Your response must be made up of each line in the data below that contains the string "Достижения".

[Component data from apps and pages]
○ ○ ○ ○
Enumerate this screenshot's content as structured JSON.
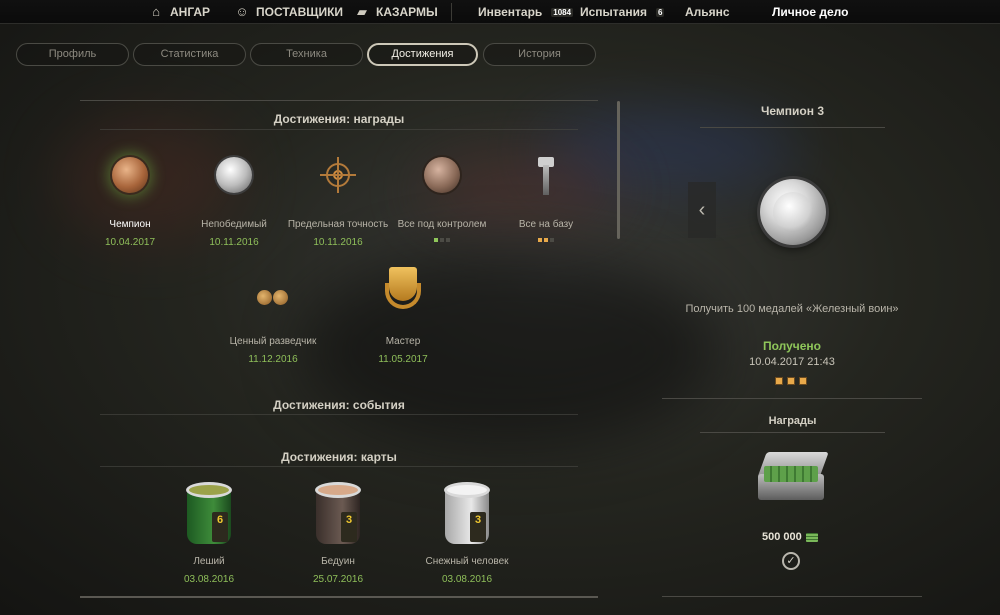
{
  "nav": {
    "hangar": "АНГАР",
    "suppliers": "ПОСТАВЩИКИ",
    "barracks": "КАЗАРМЫ",
    "inventory": "Инвентарь",
    "inventory_count": "1084",
    "trials": "Испытания",
    "trials_count": "6",
    "alliance": "Альянс",
    "personal_file": "Личное дело"
  },
  "tabs": [
    "Профиль",
    "Статистика",
    "Техника",
    "Достижения",
    "История"
  ],
  "active_tab": "Достижения",
  "sections": {
    "awards": "Достижения: награды",
    "events": "Достижения: события",
    "maps": "Достижения: карты"
  },
  "awards": [
    {
      "name": "Чемпион",
      "date": "10.04.2017",
      "icon": "bronze-medal-icon"
    },
    {
      "name": "Непобедимый",
      "date": "10.11.2016",
      "icon": "silver-medal-icon"
    },
    {
      "name": "Предельная точность",
      "date": "10.11.2016",
      "icon": "crosshair-icon"
    },
    {
      "name": "Все под контролем",
      "date": "",
      "icon": "shield-medal-icon"
    },
    {
      "name": "Все на базу",
      "date": "",
      "icon": "hammer-icon"
    },
    {
      "name": "Ценный разведчик",
      "date": "11.12.2016",
      "icon": "binoculars-icon"
    },
    {
      "name": "Мастер",
      "date": "11.05.2017",
      "icon": "gold-badge-icon"
    }
  ],
  "maps": [
    {
      "name": "Леший",
      "date": "03.08.2016",
      "icon": "paint-can-icon",
      "level": "6"
    },
    {
      "name": "Бедуин",
      "date": "25.07.2016",
      "icon": "paint-can-icon",
      "level": "3"
    },
    {
      "name": "Снежный человек",
      "date": "03.08.2016",
      "icon": "paint-can-icon",
      "level": "3"
    }
  ],
  "detail": {
    "title": "Чемпион 3",
    "description": "Получить 100 медалей «Железный воин»",
    "status": "Получено",
    "received_date": "10.04.2017 21:43",
    "rewards_title": "Награды",
    "reward_amount": "500 000"
  },
  "colors": {
    "accent_green": "#8fc65a",
    "dot_gold": "#e8a94a"
  }
}
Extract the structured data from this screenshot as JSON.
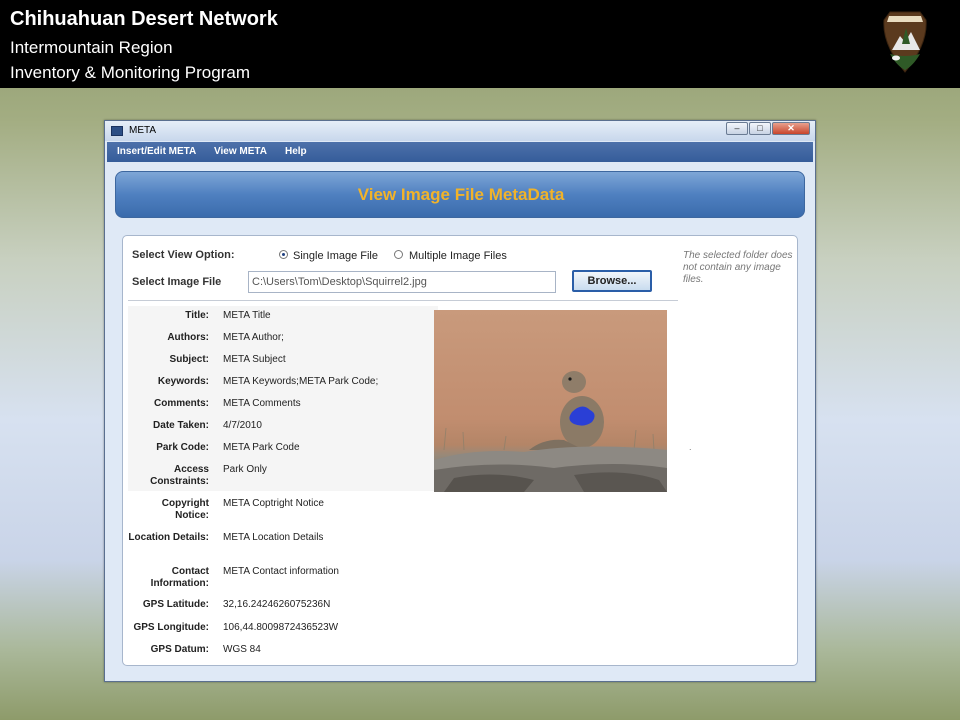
{
  "header": {
    "title": "Chihuahuan Desert Network",
    "subtitle": "Intermountain Region",
    "program": "Inventory & Monitoring Program"
  },
  "window": {
    "title": "META",
    "controls": {
      "minimize": "–",
      "maximize": "□",
      "close": "✕"
    }
  },
  "menu": {
    "items": [
      {
        "label": "Insert/Edit META"
      },
      {
        "label": "View META"
      },
      {
        "label": "Help"
      }
    ]
  },
  "banner": {
    "title": "View Image File MetaData"
  },
  "view_option": {
    "label": "Select View Option:",
    "options": [
      {
        "label": "Single Image File",
        "selected": true
      },
      {
        "label": "Multiple Image Files",
        "selected": false
      }
    ]
  },
  "image_file": {
    "label": "Select Image File",
    "value": "C:\\Users\\Tom\\Desktop\\Squirrel2.jpg",
    "browse_label": "Browse..."
  },
  "note": "The selected folder does not contain any image files.",
  "dot": ".",
  "metadata": [
    {
      "label": "Title:",
      "value": "META Title"
    },
    {
      "label": "Authors:",
      "value": "META Author;"
    },
    {
      "label": "Subject:",
      "value": "META Subject"
    },
    {
      "label": "Keywords:",
      "value": "META Keywords;META Park Code;"
    },
    {
      "label": "Comments:",
      "value": "META Comments"
    },
    {
      "label": "Date Taken:",
      "value": "4/7/2010"
    },
    {
      "label": "Park Code:",
      "value": "META Park Code"
    },
    {
      "label": "Access Constraints:",
      "value": "Park Only"
    },
    {
      "label": "Copyright Notice:",
      "value": "META Coptright Notice"
    },
    {
      "label": "Location Details:",
      "value": "META Location Details"
    },
    {
      "label": "Contact Information:",
      "value": "META Contact information"
    },
    {
      "label": "GPS Latitude:",
      "value": "32,16.2424626075236N"
    },
    {
      "label": "GPS Longitude:",
      "value": "106,44.8009872436523W"
    },
    {
      "label": "GPS Datum:",
      "value": "WGS 84"
    }
  ],
  "colors": {
    "header_bg": "#000000",
    "banner_title": "#f1b32a",
    "menubar": "#3d64a0",
    "window_bg": "#dfe9f6"
  }
}
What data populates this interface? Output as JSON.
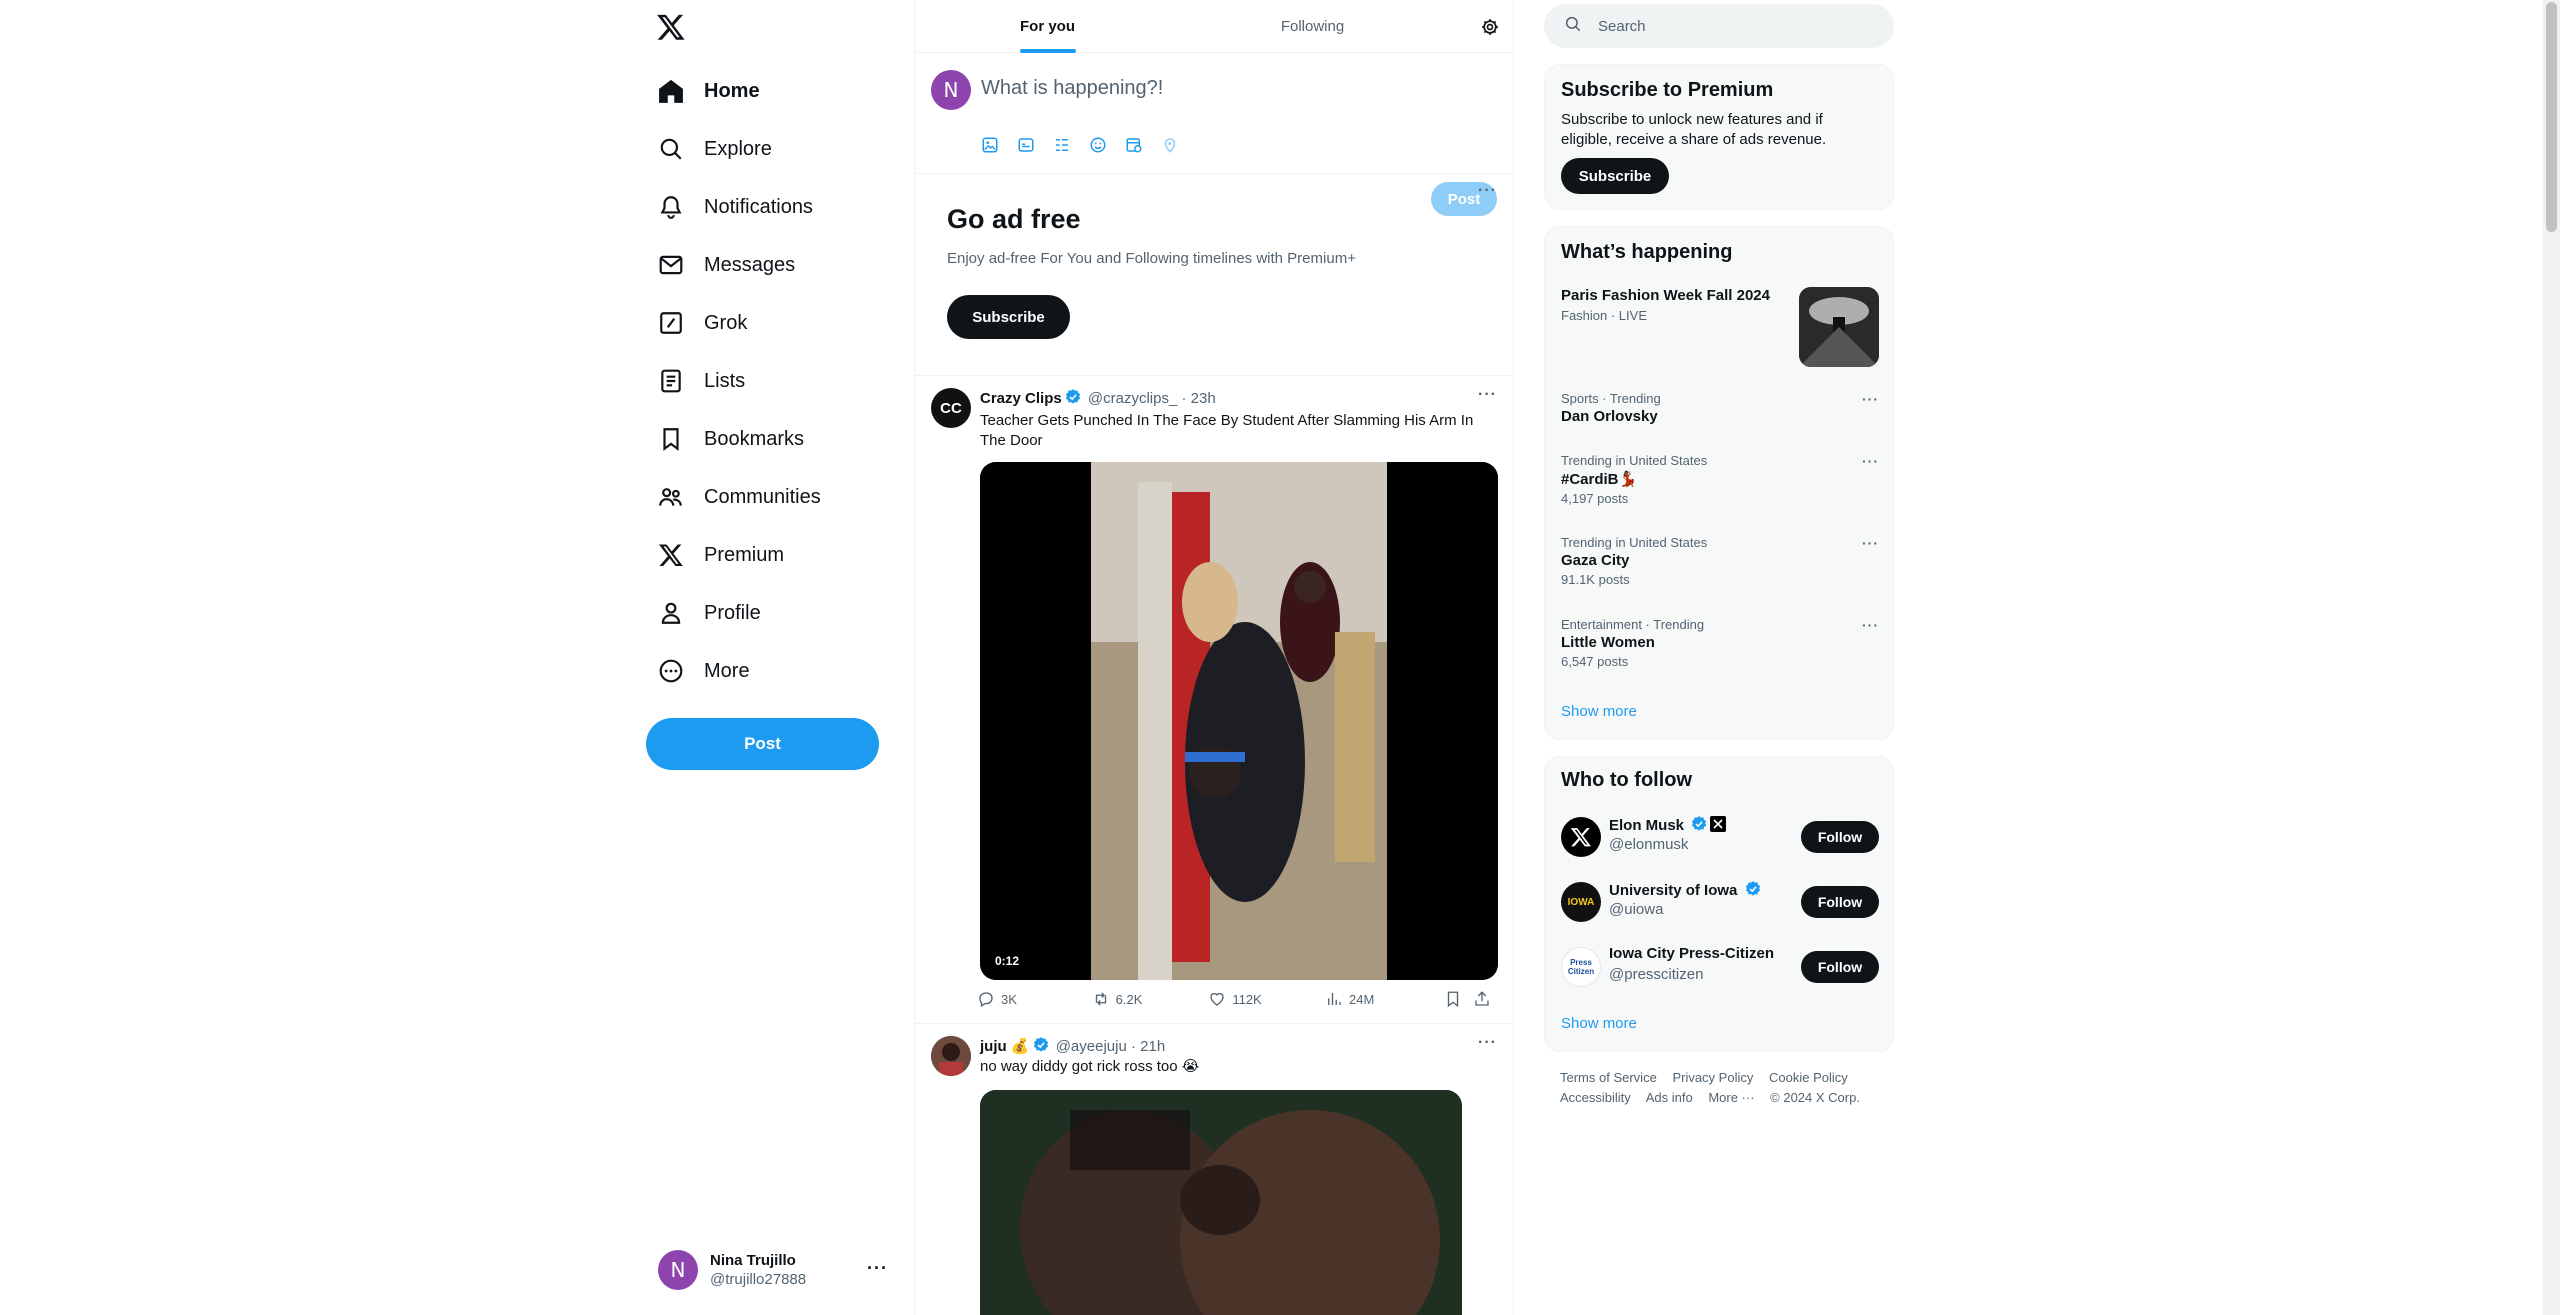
{
  "sidebar": {
    "items": [
      {
        "label": "Home",
        "icon": "home-icon"
      },
      {
        "label": "Explore",
        "icon": "search-icon"
      },
      {
        "label": "Notifications",
        "icon": "bell-icon"
      },
      {
        "label": "Messages",
        "icon": "mail-icon"
      },
      {
        "label": "Grok",
        "icon": "grok-icon"
      },
      {
        "label": "Lists",
        "icon": "list-icon"
      },
      {
        "label": "Bookmarks",
        "icon": "bookmark-icon"
      },
      {
        "label": "Communities",
        "icon": "people-icon"
      },
      {
        "label": "Premium",
        "icon": "x-logo-icon"
      },
      {
        "label": "Profile",
        "icon": "person-icon"
      },
      {
        "label": "More",
        "icon": "more-circle-icon"
      }
    ],
    "post_label": "Post",
    "account": {
      "initial": "N",
      "name": "Nina Trujillo",
      "handle": "@trujillo27888",
      "more": "···"
    }
  },
  "main": {
    "tabs": [
      {
        "label": "For you"
      },
      {
        "label": "Following"
      }
    ],
    "composer": {
      "initial": "N",
      "placeholder": "What is happening?!",
      "post_label": "Post"
    },
    "adfree": {
      "title": "Go ad free",
      "text": "Enjoy ad-free For You and Following timelines with Premium+",
      "button": "Subscribe",
      "more": "···"
    },
    "tweets": [
      {
        "name": "Crazy Clips",
        "handle": "@crazyclips_",
        "time": "· 23h",
        "text": "Teacher Gets Punched In The Face By Student After Slamming His Arm In The Door",
        "video_duration": "0:12",
        "replies": "3K",
        "reposts": "6.2K",
        "likes": "112K",
        "views": "24M",
        "more": "···"
      },
      {
        "name": "juju 💰",
        "handle": "@ayeejuju",
        "time": "· 21h",
        "text": "no way diddy got rick ross too 😭",
        "more": "···"
      }
    ]
  },
  "right": {
    "search_placeholder": "Search",
    "premium": {
      "title": "Subscribe to Premium",
      "text": "Subscribe to unlock new features and if eligible, receive a share of ads revenue.",
      "button": "Subscribe"
    },
    "happening": {
      "title": "What’s happening",
      "featured": {
        "title": "Paris Fashion Week Fall 2024",
        "meta": "Fashion · LIVE"
      },
      "trends": [
        {
          "meta": "Sports · Trending",
          "title": "Dan Orlovsky",
          "count": ""
        },
        {
          "meta": "Trending in United States",
          "title": "#CardiB💃🏾",
          "count": "4,197 posts"
        },
        {
          "meta": "Trending in United States",
          "title": "Gaza City",
          "count": "91.1K posts"
        },
        {
          "meta": "Entertainment · Trending",
          "title": "Little Women",
          "count": "6,547 posts"
        }
      ],
      "show_more": "Show more"
    },
    "follow": {
      "title": "Who to follow",
      "users": [
        {
          "name": "Elon Musk",
          "handle": "@elonmusk",
          "button": "Follow"
        },
        {
          "name": "University of Iowa",
          "handle": "@uiowa",
          "button": "Follow",
          "avatar_text": "IOWA"
        },
        {
          "name": "Iowa City Press-Citizen",
          "handle": "@presscitizen",
          "button": "Follow",
          "avatar_text": "Press Citizen"
        }
      ],
      "show_more": "Show more"
    },
    "footer": {
      "links": [
        "Terms of Service",
        "Privacy Policy",
        "Cookie Policy",
        "Accessibility",
        "Ads info",
        "More ···"
      ],
      "copyright": "© 2024 X Corp."
    }
  },
  "colors": {
    "accent": "#1d9bf0",
    "text": "#0f1419",
    "muted": "#536471",
    "avatar": "#8e44ad"
  }
}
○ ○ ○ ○
*COMPLETED EXERCISE*:
    "Достижения",
  "active_tab": "Достижения",
    "awards": "Достижения: награды",
    "events": "Достижения: события",
    "maps": "Достижения: карты"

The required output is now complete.